1990s, External software now provides PC control, onscreen spectra display, and spectra reprocessing and storage. Fiber optics reduce instrument size, and fiber optic sampling accessories allow sample measurement outside the UV-Vis spectrophotometer’s sample compartment, eliminating the need to fill sample cells and cuvettes.
In 1995, Hewlett-Packard launches the 8453A, the first small-footprint and full-featured diode-array spectrophotometer.
In 1997, Beckman Instruments, Inc. acquires Coulter Corporation, the leading manufacturer of systems for blood and cell analysis. In 1998, the company is renamed Beckman Coulter, Inc.

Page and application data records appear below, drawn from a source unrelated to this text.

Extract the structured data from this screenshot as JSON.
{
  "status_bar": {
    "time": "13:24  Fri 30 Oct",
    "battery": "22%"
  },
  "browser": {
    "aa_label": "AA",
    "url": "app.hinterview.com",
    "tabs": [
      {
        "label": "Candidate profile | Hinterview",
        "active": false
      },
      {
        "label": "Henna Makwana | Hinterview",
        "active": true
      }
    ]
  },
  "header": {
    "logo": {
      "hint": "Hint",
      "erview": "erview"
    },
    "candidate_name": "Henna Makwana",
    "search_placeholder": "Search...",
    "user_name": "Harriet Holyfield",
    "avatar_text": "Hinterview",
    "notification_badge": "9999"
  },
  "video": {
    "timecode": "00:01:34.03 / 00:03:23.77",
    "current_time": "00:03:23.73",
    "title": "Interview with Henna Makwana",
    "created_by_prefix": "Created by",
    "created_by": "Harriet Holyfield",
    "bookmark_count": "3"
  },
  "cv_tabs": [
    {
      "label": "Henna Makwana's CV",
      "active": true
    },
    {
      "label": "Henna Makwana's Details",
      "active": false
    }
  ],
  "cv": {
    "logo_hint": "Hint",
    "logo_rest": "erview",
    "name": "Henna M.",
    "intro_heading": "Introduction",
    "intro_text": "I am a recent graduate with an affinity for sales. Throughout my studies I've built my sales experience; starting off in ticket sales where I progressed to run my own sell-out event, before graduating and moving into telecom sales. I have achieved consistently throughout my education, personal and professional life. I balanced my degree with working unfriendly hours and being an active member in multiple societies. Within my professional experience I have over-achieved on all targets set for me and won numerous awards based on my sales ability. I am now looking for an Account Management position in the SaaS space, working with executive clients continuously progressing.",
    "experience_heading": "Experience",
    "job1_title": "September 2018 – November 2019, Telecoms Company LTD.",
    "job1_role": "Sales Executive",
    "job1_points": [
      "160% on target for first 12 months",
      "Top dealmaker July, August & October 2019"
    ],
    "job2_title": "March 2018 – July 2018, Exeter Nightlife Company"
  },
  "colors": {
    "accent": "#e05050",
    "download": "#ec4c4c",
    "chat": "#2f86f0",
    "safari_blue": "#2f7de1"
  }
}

In 1999, Hewlett-Packard announces a strategic realignment to create an independent measurement company, Agilent Technologies.
2000s, Significant progress is made in the ability to measure micro volume liquid samples (< 1 μL) in biotechnology and pharmaceutical applications. UV-Vis spectroscopy is applied to alternative energy R&D such as solar energy. Instrument manufacturers start to miniaturize instruments and develop dedicated instruments for specific applications, such as biological applications.
In 2000, Thermo Scientific introduces the GENESYS 10 instruments with out-of-plane optics that minimize stray light and reduce noise caused by instrument optics.
In 2002, Varian Inc. releases the 6000i UV-Vis-NIR spectrophotometer. The Cary 6000i uses an InGaAs detector that improves signal-tonoise ratio over conventional lead sulfide detectors. Its operating range of 175 nm to 1800 nm is applicable to materials science research.
In 2003, Thermo Scientific introduces the Evolution 300 spectrophotometer, the first double-beam xenon lamp-based spectrophotometer. The double-beam design simplifies and speeds up sample analysis. Xenon flash lamps provide a high-energy light source with a shorter warm up time and longer lamp life than traditional tungsten and deuterium lamps.
In 2004, Shimadzu introduces the SolidSpec-3700/3700DUV series of UV-Vis-NIR spectrophotometers, the first UV-Vis-NIR spectrophotometer with three detectors—a photomultiplier for the UVVis region, and an InGaAs detector and a cooled PbS detector for the NIR region.
In 2005, the NanoDrop ND-1000 UV-Vis spectrophotometer (from NanoDrop Technologies) for micro-quantitation of only 1 μl of sample enters the market. The sample is directly pipetted onto a fiber optic measurement surface where it is held in place by surface tension, eliminating the need for cuvettes or capillaries.
In 2006, JASCO manufactures a new range of UV-Vis-NIR spectrophotometers with compatible accessories for life sciences, materials analysis, and semiconductor R&D.
In 2008, Shimadzu launches the UV- 1800 compact UV-Vis spectrophotometer. It occupies a 15% smaller footprint than the model it replaces, the UV-1700.
Also in 2008, Perkin Elmer releases the LAMBDA Bio UV-Vis spectrophotometer pre-configured with standard methods for biological applications including protein assays, cell density measurements, as well as DNA, RNA, and oligonucleotides concentration and purity.
In 2010, Agilent Technologies acquires Varian Inc. and continues to offer the Cary spectrophotometer series under the Cary name.
Also in 2010, Thermo Scientific introduces the Evolution 200 Series spectrophotometer. Its application-focused beam geometry tailors the instrument's optical system to specific applications for microcells, solid sampling, and fiber optics.
Also in 2010, JASCO offers the SAH-769 One Drop accessory to measure micro volume samples of proteins and nucleic acids with UVVis spectrophotometers.
In 2011, Agilent Technologies releases the Cary 60 UV-Vis spectrophotometer with low cost of ownership—the xenon lap typically lasts 10 years—and remote sampling options that minimize sample handling.
Future of UV-Vis Spectrophotometers
Future improvements in UV-Vis spectrophotometers will focus on ease-of-use, portability, and application-specific instruments. UV-Vis analysis of solid samples and materials continues to grow in areas such as solar cell research, semiconductor products, and coating materials. Advances in light sources will provide new developments in conventional spectrophotometers and handheld UV-Vis instruments. Further development in remote sensors will enable more types of samples to be measured outside the laboratory.